“Writing in the present tense is tricky. The reason to do it is to bring readers right into the action—they are actively participating as the scene unfolds. Not many authors use this technique because it is difficult to sustain in a logical way through the length of a book manuscript. Sections in present tense can feel jarring and shifts from past to present and back to past within the story itself can become a distraction.
“There is a notion of historical present which can be employed to give a sense of immediacy to a passage that actually took place in the past. Again this can be tricky and needs to be used carefully and intentionally. . . .
“That being said, I would suggest your memories of your encounters with nature be written in past tense throughout the manuscript.
“I’m not suggesting that the whole book be written exclusively in past tense. There are places where you ruminate on the future (e.g. whether you will return to a certain location) and that works fine. Or places where you’re talking about the kind of city Anchorage is today and so present tense makes sense. Or places where you are making a current observation about a past event, expressing what you’ve learned from it . . . It’s really in the memories where we know the action is not occurring now, that past tense should be used.”
To her credit, Michelle then gave some detailed examples to back up her points and suggestions.
Still, my initial reaction was to oppose her well-laid-out argument and advice. Present tense had always worked for me and I believed it worked for me here, too. Besides that, I realized that changing all my essays from present to past tense would be an enormous amount of work. It’s not as simple as merely changing verb tenses. Of course Michelle knew that. She empathized with my dilemma and reminded me that the final decision was mine.
At my request we talked. Though I said I needed to think about it some more, by the end of our conversation I knew I’d make the change. Her arguments—and especially some of the examples she’d given me—made sense. Given the substantial time frame that I covered, my own changing circumstances, and other changes that have occurred since I first wrote several of the essays, the use of present tense would likely create unnecessary confusion for the reader and perhaps some misinterpretations.
Reluctantly at first, but with increased determination—and, dare I say it, enthusiasm—I made the changes. After all, I wanted this to be the best book it could be. And as a whole, I could see the collection of essays becoming clearer and stronger, more cohesive and coherent, when written in the past tense (with sections in present tense where appropriate, as Michelle had commented in her note).
As I’d guessed, it wasn’t an easy change to make. Some of the essays required considerable revision and reframing. But in the end, I liked what I read. Animal Stories is a better book because of it.

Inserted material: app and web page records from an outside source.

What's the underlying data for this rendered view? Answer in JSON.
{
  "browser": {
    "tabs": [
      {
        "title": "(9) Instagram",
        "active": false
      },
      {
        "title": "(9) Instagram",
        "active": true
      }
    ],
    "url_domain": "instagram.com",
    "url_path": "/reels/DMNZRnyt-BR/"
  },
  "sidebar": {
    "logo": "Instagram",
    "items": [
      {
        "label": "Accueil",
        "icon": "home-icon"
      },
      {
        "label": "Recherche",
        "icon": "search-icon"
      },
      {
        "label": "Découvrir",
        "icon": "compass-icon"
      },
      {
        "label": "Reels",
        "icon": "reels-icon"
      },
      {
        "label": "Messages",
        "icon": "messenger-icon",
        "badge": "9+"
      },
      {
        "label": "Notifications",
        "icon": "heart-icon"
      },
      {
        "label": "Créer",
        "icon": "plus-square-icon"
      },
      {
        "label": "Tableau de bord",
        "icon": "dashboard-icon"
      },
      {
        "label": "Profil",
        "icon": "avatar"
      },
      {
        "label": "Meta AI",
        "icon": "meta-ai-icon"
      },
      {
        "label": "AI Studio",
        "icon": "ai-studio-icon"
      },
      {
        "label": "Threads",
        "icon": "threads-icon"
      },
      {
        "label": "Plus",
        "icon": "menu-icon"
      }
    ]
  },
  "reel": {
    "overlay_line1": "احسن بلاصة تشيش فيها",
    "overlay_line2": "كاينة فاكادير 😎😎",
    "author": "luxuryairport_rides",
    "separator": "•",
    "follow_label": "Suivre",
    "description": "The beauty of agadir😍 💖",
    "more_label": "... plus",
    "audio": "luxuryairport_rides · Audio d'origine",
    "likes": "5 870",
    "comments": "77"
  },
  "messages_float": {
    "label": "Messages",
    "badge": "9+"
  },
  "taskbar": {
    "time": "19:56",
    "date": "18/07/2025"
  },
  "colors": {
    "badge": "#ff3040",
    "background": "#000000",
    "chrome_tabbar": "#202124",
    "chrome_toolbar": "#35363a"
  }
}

A transplanted New Englander, nature writer Bill Sherwonit has made Anchorage his home since 1982. He’s contributed essays, articles, and commentaries to a wide variety of publications and is the author of more than a dozen books. His newest, Animal Stories: Encounters with Alaska’s Wildlife, will be published this fall by Alaska Northwest Books. His website is www.billsherwonit.alaskawriters.com.